### Extracted records
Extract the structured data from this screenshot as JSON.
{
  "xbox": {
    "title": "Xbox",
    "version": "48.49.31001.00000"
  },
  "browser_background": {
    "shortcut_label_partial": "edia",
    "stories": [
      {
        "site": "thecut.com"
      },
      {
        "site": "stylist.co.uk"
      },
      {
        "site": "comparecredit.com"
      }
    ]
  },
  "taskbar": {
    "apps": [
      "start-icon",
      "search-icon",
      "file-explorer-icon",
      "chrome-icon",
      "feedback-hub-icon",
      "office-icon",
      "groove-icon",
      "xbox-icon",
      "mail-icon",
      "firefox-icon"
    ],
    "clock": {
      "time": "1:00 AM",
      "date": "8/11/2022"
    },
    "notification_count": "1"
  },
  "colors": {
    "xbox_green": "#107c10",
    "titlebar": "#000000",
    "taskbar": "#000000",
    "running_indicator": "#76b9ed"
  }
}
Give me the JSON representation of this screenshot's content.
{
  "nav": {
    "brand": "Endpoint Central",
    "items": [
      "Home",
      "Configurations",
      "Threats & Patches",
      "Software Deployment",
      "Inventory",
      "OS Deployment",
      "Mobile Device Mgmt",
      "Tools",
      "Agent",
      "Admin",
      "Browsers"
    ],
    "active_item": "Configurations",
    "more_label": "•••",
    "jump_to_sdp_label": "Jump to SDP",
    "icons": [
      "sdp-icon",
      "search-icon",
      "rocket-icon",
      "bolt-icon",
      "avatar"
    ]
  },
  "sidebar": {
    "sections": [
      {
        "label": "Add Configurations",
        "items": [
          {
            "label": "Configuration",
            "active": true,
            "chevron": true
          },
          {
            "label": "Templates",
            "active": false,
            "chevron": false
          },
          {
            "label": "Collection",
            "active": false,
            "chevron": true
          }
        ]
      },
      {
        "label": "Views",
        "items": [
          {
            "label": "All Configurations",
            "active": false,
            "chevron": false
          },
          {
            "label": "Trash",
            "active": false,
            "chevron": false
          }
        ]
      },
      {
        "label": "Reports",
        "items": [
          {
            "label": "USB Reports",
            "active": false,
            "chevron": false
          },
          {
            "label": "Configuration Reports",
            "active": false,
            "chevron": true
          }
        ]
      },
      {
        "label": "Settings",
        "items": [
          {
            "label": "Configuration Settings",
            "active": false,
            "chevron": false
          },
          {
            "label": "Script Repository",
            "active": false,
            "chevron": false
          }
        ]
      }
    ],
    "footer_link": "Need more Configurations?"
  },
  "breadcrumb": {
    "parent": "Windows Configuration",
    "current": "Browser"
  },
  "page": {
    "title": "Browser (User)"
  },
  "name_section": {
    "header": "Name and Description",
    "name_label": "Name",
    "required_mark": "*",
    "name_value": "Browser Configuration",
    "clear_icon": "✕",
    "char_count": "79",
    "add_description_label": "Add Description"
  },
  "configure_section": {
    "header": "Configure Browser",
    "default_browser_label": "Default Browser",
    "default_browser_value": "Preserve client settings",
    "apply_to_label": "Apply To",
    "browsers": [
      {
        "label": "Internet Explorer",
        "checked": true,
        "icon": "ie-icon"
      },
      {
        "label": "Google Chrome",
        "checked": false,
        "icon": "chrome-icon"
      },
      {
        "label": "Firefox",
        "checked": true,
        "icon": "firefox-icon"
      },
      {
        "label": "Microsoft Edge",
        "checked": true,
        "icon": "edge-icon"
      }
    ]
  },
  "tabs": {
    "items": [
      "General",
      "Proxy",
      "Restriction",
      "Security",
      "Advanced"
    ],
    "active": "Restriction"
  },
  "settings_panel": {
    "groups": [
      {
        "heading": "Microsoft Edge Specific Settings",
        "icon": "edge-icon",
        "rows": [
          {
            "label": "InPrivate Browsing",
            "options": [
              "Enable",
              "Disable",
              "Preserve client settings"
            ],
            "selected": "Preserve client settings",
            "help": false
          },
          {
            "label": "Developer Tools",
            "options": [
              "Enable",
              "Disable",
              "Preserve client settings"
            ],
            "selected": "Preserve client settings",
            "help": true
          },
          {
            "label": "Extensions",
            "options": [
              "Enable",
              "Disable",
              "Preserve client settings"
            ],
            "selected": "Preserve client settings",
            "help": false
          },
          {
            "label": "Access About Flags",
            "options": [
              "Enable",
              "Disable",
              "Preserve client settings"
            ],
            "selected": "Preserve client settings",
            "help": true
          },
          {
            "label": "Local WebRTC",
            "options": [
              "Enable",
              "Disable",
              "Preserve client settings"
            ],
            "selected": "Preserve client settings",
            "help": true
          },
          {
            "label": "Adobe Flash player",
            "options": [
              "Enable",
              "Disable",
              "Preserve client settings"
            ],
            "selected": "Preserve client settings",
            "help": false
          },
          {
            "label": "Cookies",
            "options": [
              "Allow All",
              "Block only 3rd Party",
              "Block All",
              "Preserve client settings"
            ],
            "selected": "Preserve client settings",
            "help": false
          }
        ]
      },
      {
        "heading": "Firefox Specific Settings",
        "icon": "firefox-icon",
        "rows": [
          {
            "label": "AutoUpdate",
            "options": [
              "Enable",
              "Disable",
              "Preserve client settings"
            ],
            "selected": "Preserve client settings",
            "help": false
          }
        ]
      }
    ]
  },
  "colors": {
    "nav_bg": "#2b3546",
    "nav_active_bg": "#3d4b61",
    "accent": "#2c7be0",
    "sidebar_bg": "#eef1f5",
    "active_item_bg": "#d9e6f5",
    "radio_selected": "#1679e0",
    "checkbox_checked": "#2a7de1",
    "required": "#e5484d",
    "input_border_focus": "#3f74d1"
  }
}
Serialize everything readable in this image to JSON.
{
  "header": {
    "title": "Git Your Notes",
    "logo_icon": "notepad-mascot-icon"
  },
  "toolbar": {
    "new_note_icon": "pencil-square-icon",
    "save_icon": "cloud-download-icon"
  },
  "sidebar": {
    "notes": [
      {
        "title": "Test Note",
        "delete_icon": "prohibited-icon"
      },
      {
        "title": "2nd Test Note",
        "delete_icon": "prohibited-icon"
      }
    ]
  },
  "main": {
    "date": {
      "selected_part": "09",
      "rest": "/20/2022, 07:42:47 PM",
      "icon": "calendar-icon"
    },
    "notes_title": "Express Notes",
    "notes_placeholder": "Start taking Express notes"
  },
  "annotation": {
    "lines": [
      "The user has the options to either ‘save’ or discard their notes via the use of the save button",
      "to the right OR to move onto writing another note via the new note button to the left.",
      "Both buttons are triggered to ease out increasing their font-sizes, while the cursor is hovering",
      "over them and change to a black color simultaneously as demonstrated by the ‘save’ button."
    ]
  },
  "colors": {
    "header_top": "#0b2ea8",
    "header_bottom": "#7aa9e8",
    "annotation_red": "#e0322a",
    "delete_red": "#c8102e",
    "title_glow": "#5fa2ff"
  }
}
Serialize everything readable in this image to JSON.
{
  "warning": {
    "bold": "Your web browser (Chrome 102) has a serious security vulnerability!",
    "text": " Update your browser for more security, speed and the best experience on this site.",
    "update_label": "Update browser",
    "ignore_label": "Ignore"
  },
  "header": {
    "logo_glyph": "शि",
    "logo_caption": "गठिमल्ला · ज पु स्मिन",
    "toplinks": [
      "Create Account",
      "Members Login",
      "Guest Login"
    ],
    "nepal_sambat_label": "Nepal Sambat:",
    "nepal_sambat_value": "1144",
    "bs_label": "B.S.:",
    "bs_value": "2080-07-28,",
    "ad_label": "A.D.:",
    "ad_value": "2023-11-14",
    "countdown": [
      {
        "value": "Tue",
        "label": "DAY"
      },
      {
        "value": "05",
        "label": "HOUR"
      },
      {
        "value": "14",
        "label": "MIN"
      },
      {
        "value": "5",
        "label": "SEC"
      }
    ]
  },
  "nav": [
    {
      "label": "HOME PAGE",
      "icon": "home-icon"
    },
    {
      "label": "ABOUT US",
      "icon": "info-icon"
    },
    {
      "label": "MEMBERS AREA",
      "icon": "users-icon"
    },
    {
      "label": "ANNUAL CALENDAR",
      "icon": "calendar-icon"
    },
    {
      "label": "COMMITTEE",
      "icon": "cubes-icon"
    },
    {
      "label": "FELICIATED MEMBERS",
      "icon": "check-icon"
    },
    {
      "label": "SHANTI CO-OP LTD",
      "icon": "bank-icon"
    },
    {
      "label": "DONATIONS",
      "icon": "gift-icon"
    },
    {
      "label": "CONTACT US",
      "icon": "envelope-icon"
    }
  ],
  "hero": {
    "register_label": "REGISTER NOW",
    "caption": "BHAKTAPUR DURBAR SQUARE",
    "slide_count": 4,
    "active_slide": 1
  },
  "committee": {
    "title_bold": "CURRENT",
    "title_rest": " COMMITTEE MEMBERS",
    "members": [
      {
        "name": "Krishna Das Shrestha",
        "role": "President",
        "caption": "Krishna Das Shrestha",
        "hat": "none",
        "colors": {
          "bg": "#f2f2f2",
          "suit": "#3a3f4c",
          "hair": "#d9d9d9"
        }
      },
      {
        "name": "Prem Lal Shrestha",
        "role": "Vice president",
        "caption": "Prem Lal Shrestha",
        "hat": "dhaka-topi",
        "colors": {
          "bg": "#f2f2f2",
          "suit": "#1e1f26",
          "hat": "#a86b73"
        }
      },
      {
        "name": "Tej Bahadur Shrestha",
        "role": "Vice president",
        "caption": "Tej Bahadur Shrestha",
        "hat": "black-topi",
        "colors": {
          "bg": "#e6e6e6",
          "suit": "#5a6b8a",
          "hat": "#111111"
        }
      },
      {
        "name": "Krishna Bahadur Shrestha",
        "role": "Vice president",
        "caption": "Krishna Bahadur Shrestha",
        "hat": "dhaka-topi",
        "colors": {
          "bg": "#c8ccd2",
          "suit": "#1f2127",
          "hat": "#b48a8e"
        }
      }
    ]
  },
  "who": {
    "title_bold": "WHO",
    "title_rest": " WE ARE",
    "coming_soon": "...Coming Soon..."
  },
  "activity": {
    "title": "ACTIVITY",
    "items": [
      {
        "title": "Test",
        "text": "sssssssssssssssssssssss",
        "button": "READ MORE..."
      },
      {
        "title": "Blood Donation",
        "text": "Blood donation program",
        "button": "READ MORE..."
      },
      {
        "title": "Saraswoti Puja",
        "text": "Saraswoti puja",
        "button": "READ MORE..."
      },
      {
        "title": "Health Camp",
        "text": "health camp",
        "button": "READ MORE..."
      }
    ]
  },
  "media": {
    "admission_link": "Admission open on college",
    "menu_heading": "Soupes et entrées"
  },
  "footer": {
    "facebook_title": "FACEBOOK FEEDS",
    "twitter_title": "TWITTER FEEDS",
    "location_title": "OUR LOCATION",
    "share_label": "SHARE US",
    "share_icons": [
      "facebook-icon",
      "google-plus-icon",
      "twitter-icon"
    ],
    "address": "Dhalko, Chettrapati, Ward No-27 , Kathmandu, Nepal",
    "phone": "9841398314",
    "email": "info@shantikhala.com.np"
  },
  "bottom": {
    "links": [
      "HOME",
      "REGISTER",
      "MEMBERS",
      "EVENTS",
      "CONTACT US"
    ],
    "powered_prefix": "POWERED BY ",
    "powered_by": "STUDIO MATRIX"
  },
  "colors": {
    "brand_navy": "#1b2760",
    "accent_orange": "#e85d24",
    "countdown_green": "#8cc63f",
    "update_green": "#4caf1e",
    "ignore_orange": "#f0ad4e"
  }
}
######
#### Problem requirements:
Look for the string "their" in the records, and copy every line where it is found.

#### Solution to this problem:
      "The user has the options to either ‘save’ or discard their notes via the use of the save button",
      "Both buttons are triggered to ease out increasing their font-sizes, while the cursor is hovering",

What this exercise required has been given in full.